I'm not getting the pricing relief I deserve despite working so hard to prevent losses. What can I do?
Consider this scenario: your Experience Modification (E-Mod) rating significantly drops, but premium stays the same. The insurance company says “sorry, we realize your E-Mod dropped, but we still need a certain premium level.”
There is nothing more frustrating than when a business works hard to control claims and the insurance company doesn’t grant them the pricing relief they think they’ve earned.
Traditional Approach: Buy insurance from a market you don't control
In a perfect world, the cost of your premiums would be directly tied to your performance. Unfortunately, it isn't that straightforward. The problem is there are external factors that drive the market that you have no control over, including:
- Medical Cost Inflation - Medical Costs are a huge portion of the Cost of Goods Sold for an insurer; the average work comp claim is 60% medical. An aging work force, healthcare reform, and reduced Medicare reimbursement are putting upward pressure on Worker Comp rates. Medical costs also impact liability and auto loss costs
- Catastrophe Exposure - Earthquake, flood, hurricane, and other events that can take huge chunks of capital out of the marketplace which drive swings in rates
- Macroeconomic Forces - Insurance company's investment portfolios vary over time. Like many institutional investors, they're searching for return on their investable assets.

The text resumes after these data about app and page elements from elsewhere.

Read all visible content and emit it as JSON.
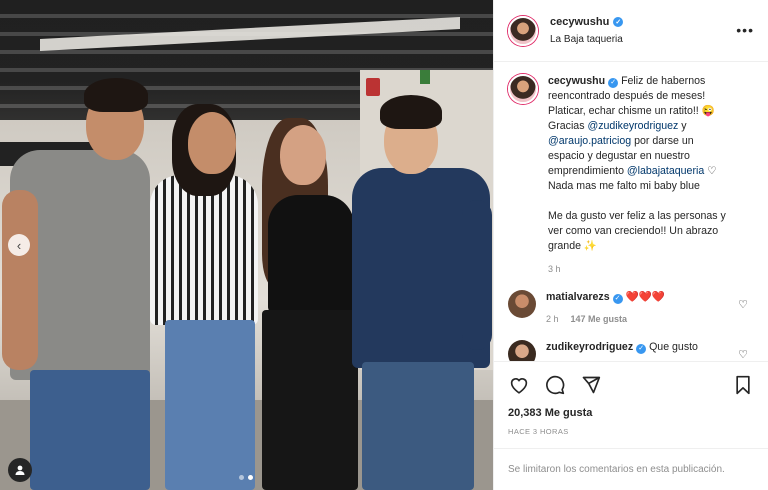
{
  "post": {
    "username": "cecywushu",
    "location": "La Baja taqueria",
    "more_label": "•••"
  },
  "caption": {
    "username": "cecywushu",
    "text_1": " Feliz de habernos reencontrado después de meses! Platicar, echar chisme un ratito!! 😜 Gracias ",
    "mention_1": "@zudikeyrodriguez",
    "text_2": " y ",
    "mention_2": "@araujo.patriciog",
    "text_3": " por darse un espacio y degustar en nuestro emprendimiento ",
    "mention_3": "@labajataqueria",
    "text_4": " ♡ Nada mas me falto mi baby blue",
    "text_5": "Me da gusto ver feliz a las personas y ver como van creciendo!! Un abrazo grande ✨",
    "time": "3 h"
  },
  "comments": [
    {
      "username": "matialvarezs",
      "text": " ❤️❤️❤️",
      "time": "2 h",
      "likes": "147 Me gusta"
    },
    {
      "username": "zudikeyrodriguez",
      "text": " Que gusto"
    }
  ],
  "likes_count": "20,383 Me gusta",
  "posted_ago": "HACE 3 HORAS",
  "comments_limited": "Se limitaron los comentarios en esta publicación.",
  "colors": {
    "verified": "#3897f0",
    "mention": "#00376b",
    "muted": "#8e8e8e"
  },
  "icons": [
    "heart-icon",
    "comment-icon",
    "share-icon",
    "bookmark-icon",
    "verified-icon",
    "chevron-left-icon",
    "user-tag-icon",
    "more-icon"
  ]
}
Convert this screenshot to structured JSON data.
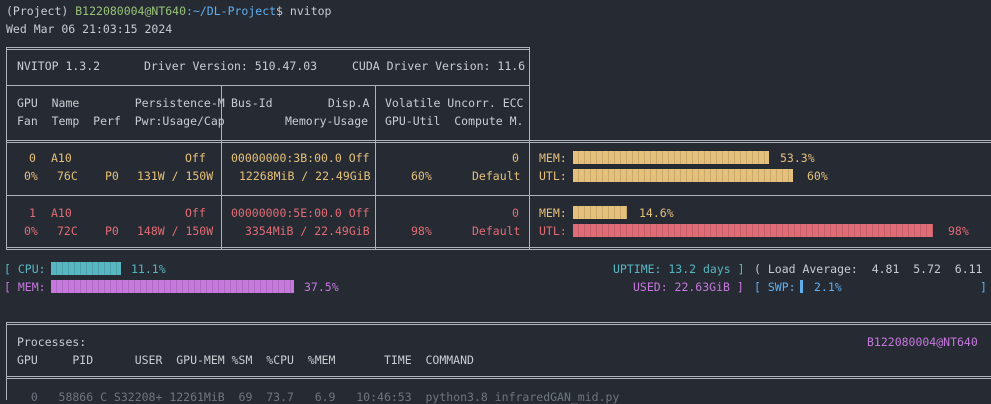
{
  "prompt": {
    "env": "(Project)",
    "user_host": "B122080004@NT640",
    "path": ":~/DL-Project",
    "symbol": "$",
    "command": "nvitop"
  },
  "datetime": "Wed Mar 06 21:03:15 2024",
  "header": {
    "nvitop": "NVITOP 1.3.2",
    "driver": "Driver Version: 510.47.03",
    "cuda": "CUDA Driver Version: 11.6"
  },
  "columns": {
    "row1_left": "GPU  Name        Persistence-M",
    "row1_mid": "Bus-Id        Disp.A",
    "row1_right": "Volatile Uncorr. ECC",
    "row2_left": "Fan  Temp  Perf  Pwr:Usage/Cap",
    "row2_mid": "Memory-Usage",
    "row2_right": "GPU-Util  Compute M."
  },
  "gpus": [
    {
      "id": "0",
      "name": "A10",
      "persistence": "Off",
      "bus": "00000000:3B:00.0 Off",
      "ecc": "0",
      "fan": "0%",
      "temp": "76C",
      "perf": "P0",
      "power": "131W / 150W",
      "memory": "12268MiB / 22.49GiB",
      "util": "60%",
      "compute": "Default",
      "mem_label": "MEM:",
      "mem_pct": "53.3%",
      "mem_frac": 0.533,
      "utl_label": "UTL:",
      "utl_pct": "60%",
      "utl_frac": 0.6
    },
    {
      "id": "1",
      "name": "A10",
      "persistence": "Off",
      "bus": "00000000:5E:00.0 Off",
      "ecc": "0",
      "fan": "0%",
      "temp": "72C",
      "perf": "P0",
      "power": "148W / 150W",
      "memory": "3354MiB / 22.49GiB",
      "util": "98%",
      "compute": "Default",
      "mem_label": "MEM:",
      "mem_pct": "14.6%",
      "mem_frac": 0.146,
      "utl_label": "UTL:",
      "utl_pct": "98%",
      "utl_frac": 0.98
    }
  ],
  "host": {
    "cpu_label": "[ CPU:",
    "cpu_pct": "11.1%",
    "cpu_frac": 0.111,
    "uptime": "UPTIME: 13.2 days ]",
    "load": "( Load Average:  4.81  5.72  6.11 )",
    "mem_label": "[ MEM:",
    "mem_pct": "37.5%",
    "mem_frac": 0.375,
    "used": "USED: 22.63GiB ]",
    "swp_label": "[ SWP:",
    "swp_pct": "2.1%",
    "swp_frac": 0.021,
    "close": "]"
  },
  "processes": {
    "title": "Processes:",
    "user_host": "B122080004@NT640",
    "header": "GPU     PID      USER  GPU-MEM %SM  %CPU  %MEM       TIME  COMMAND",
    "rows": [
      "  0   58866 C S32208+ 12261MiB  69  73.7   6.9   10:46:53  python3.8 infraredGAN_mid.py"
    ]
  },
  "colors": {
    "background": "#262b33",
    "mem_bar": "#e5c07b",
    "utl_bar_normal": "#e5c07b",
    "utl_bar_high": "#e06c75",
    "cpu_bar": "#56b6c2",
    "host_mem_bar": "#c678dd",
    "swp_bar": "#61afef"
  }
}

To compensate for the reduced returns, insurers can always look to increase pricing
- Cycle Timing - There are ups and downs in the insurance market. During the post 9/11 years (2001-2002) and after the recession, customers faced a "hard market" with higher premiums and less flexible plans. This often coincides with a period of financial pressures for clients, making the timing of pricing increases very challenging.
Innovative Approach: Buy less insurance

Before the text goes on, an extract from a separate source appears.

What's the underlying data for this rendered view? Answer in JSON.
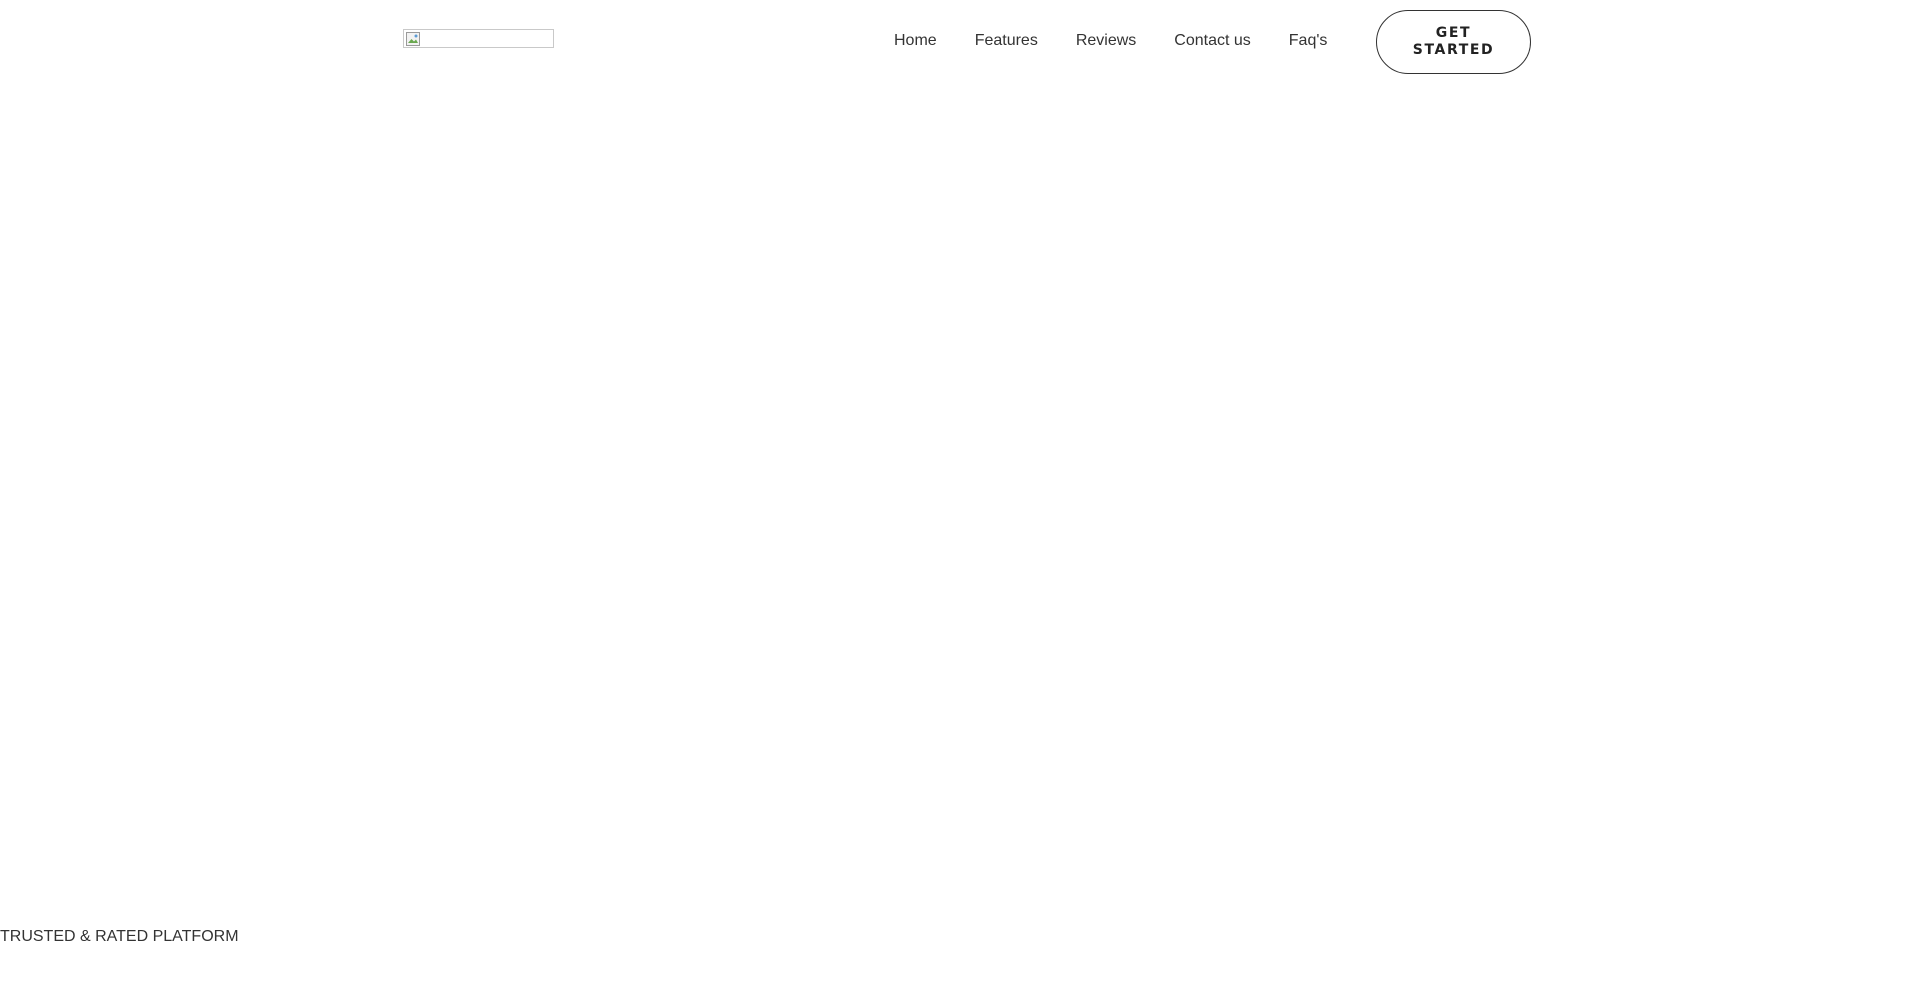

This doesn't mean reducing umbrella limits or take down property values. Insurance is supposed to be there for the really big events that could cause significant financial hardship.

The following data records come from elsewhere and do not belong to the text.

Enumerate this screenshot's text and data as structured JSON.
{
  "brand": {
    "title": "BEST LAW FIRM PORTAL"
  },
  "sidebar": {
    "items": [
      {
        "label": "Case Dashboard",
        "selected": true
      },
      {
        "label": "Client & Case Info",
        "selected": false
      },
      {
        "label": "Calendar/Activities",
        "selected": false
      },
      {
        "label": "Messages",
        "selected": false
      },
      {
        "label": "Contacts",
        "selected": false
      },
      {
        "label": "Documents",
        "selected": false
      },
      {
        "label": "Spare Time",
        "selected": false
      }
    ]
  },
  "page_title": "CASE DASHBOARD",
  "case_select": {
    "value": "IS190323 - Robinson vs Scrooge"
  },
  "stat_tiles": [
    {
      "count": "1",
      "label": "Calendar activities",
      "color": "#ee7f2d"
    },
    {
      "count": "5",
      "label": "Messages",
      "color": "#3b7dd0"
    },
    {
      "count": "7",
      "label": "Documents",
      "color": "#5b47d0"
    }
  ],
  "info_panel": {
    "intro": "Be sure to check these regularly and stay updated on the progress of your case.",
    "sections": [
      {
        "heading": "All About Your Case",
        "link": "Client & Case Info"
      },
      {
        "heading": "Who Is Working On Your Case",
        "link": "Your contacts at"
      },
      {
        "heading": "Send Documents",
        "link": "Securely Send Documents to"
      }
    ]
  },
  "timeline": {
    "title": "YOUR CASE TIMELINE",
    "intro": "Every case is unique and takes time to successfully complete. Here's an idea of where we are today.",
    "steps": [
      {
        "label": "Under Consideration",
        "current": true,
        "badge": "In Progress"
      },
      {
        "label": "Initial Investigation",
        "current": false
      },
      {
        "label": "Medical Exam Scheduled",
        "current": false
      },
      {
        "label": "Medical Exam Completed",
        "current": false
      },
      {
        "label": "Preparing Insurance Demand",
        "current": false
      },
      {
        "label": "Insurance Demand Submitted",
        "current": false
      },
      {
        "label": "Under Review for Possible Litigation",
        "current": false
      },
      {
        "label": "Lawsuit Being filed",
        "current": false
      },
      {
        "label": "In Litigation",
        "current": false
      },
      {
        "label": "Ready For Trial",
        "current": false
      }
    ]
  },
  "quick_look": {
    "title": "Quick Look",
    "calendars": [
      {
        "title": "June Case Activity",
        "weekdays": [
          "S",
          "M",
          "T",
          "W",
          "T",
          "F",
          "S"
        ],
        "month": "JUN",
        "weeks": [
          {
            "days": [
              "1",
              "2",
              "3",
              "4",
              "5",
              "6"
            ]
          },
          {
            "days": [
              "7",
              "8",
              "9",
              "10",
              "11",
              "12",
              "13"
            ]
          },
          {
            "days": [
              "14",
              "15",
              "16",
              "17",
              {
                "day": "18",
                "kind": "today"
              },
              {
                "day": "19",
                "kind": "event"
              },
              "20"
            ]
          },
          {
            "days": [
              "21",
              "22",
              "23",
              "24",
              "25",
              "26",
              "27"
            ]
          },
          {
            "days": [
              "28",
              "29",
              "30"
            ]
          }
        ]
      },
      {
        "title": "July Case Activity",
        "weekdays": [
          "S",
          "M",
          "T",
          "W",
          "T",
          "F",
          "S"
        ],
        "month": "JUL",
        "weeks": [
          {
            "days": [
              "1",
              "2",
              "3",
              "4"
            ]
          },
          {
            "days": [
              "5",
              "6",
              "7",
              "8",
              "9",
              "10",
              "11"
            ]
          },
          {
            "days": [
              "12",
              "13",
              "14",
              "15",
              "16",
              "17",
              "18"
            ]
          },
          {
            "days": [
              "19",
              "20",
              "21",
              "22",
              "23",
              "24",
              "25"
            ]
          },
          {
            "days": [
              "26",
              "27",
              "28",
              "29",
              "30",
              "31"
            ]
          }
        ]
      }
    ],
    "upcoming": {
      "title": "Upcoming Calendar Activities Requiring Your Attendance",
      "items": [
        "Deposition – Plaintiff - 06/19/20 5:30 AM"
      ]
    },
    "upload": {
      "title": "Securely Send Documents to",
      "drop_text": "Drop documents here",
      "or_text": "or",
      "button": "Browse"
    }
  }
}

Many companies could be better served by taking risk on the losses they can control - the smaller ones. Today, any claims that can be funded out of pocket are often run through an insurance company. In exchange for a premium, the insurer pays all of the claims whether they're large or small.
By buying less insurance, we mean for those smaller claims.
If you ask yourself what is the most amount of risk you're comfortable "self-insuring," many would find a level much higher than they think. Fortunately, there are a variety of mechanisms to comfortably balance risk taking vs. financial reward. High deductibles, retrospective rating programs, and captives can provide real benefits for those who can effectively manage risk.